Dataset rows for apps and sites
== Segment start ==
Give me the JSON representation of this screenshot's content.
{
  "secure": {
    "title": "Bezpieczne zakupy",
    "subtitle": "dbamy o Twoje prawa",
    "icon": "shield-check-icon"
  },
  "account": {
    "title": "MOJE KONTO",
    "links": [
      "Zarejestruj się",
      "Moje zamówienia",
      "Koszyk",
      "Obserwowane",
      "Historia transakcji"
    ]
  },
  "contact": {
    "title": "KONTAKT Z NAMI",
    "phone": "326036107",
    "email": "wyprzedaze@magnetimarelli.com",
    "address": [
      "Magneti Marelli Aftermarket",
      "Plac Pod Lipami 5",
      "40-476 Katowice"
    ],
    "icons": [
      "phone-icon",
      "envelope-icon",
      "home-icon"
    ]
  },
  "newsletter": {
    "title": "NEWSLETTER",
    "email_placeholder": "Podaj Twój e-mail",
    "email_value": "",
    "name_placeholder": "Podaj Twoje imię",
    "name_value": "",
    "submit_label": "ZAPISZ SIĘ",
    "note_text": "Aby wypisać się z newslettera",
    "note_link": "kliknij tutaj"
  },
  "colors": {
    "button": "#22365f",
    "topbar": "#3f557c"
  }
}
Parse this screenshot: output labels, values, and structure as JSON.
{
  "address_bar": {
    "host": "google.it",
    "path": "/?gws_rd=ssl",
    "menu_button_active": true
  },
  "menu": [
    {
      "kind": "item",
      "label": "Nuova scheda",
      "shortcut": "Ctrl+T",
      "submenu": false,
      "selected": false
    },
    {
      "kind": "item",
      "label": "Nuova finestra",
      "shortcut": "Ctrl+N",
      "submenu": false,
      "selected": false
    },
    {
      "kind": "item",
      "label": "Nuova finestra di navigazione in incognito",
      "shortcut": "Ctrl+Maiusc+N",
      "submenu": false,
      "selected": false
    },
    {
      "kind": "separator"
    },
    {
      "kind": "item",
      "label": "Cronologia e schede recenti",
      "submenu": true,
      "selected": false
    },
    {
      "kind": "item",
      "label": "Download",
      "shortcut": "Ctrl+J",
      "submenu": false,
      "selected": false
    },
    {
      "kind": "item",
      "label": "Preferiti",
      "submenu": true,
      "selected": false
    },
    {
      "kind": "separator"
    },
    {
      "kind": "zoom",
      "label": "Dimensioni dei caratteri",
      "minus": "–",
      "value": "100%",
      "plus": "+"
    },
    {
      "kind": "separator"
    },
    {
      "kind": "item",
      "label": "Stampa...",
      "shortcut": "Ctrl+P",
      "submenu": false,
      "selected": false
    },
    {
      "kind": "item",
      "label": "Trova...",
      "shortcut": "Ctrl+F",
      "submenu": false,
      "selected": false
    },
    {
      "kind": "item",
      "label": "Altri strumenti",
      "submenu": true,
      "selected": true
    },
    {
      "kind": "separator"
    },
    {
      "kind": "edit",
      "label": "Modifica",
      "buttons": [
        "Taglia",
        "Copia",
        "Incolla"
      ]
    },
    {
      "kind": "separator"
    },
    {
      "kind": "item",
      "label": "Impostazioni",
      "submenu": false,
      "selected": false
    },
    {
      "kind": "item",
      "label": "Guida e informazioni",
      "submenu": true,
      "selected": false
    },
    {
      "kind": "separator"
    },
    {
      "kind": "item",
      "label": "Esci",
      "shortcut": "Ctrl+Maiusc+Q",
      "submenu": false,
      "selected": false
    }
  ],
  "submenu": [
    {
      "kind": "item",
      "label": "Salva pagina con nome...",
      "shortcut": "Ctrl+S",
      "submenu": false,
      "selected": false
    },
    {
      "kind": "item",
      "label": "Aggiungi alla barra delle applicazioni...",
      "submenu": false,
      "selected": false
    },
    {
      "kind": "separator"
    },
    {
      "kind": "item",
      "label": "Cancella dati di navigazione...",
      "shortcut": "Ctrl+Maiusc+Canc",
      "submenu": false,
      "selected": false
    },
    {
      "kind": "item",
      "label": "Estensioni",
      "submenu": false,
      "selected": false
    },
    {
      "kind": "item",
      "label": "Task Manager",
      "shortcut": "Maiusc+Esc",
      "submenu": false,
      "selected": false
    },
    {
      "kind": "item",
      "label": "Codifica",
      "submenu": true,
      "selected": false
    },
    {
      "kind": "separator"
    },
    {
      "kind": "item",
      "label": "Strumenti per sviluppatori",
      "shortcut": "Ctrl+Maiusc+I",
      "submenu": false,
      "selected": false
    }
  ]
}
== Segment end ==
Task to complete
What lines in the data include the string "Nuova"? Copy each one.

Written answer
      "label": "Nuova scheda",
      "label": "Nuova finestra",
      "label": "Nuova finestra di navigazione in incognito",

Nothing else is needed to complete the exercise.